Previous speakers have said that Ministers will be the only ones who will be covered by this. It is funny that although Members of Parliament were exposed on television for doing something, every time that a Minister was exposed there were always rules governing the fact that they could get away with it. I mentioned that Deloitte has been paying for a member of a Minister’s staff—the Minister is not in his place at the moment—for a number of years, yet Deloitte gets billions of pounds-worth of business from this Government. That has got to be wrong, yet according to all the rules of Parliament, no rule was broken. There is something wrong with that.
The Prime Minister employs someone in No. 10 who is obviously having an effect, but he says, “I have not talked to him on this subject.” Well, he has to talk about something, and I dare say that, whatever was important in Parliament, he was getting advice from that person on it. Whether that person should be allowed to give him that advice and whether he should have been allowed through the doors of No. 10 is another matter—and we need not go back to the matter of the gentleman who was supposedly a journalist who did his bit to try to help the Government to get into power and has now ended up facing court charges.
These things have happened, but people keep getting away with it, and I want to know why. If we are going to have transparency in lobbying, transparency in campaigning and transparency on the trade unions, we must do it right. We should not go off half-cocked and try to attack people whom we do not like politically or whom we particularly disagree with. We should include everyone in a proper manner. We should have proper scrutiny. We should talk to the relevant Select Committees to help us with that scrutiny, and we should not ignore them. Unfortunately, what we see is a Government who want to ignore everything unless it suits them, so the question is why.
Another example is that Volker Beckers, who is the former chief executive officer of npower, has become the chairman of the scrutiny committee of Her Majesty’s Revenue and Customs. During his time as the CEO of npower, it did not pay a penny in tax. How can this happen? Is there no scrutiny of these people? Is no one observing what is happening?
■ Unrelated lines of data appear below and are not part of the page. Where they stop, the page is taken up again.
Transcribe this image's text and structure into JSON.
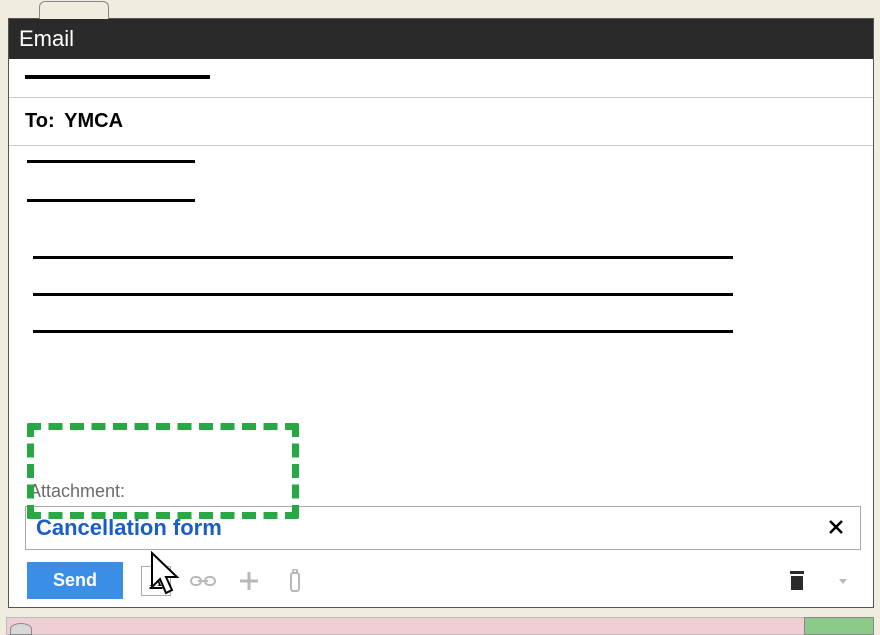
{
  "window": {
    "title": "Email"
  },
  "fields": {
    "to_label": "To:",
    "to_value": "YMCA",
    "attachment_label": "Attachment:",
    "attachment_name": "Cancellation form"
  },
  "toolbar": {
    "send_label": "Send",
    "format_glyph": "A"
  }
}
Why has this been allowed to happen? Lack of transparency and lack of knowing what is going on are the cause, and the Leader of the House—unfortunately, he is not in his place—must take responsibility for that. He is the man in charge. If he is not following up these things, they are his fault. He is the man who should fall on his sword, and we should get someone who is willing to do what is required.
We have a voluntary register at the moment. I have never been happy with anything voluntary that is to do with business. I have always believed that the register should be mandatory. Unless we make it mandatory and the process is done in a proper manner that we are happy with as a Parliament, we will end up with the same problems that we have today, and we will still have the same arguments.
Let me register an interest as a member of Unite, although I have not received any money off it for some time—certainly not in this Parliament. That might be because I am not doing a good job—who knows? I like to think I have always been a good trade unionist. I believe in trade unionism. I believe in what trade unions do. I believe that trade unions fight for those who do not have the power to fight for themselves, and I do not believe that unions should be attacked any more than anybody else. It is amazing that we have a register for them. We have members lists but why do we not have a register of members of the Minister’s party? Should we therefore take on the Conservative party and disband it because it does not meet the rules? If we had a mandatory register, that would be the case, and I would be all for it.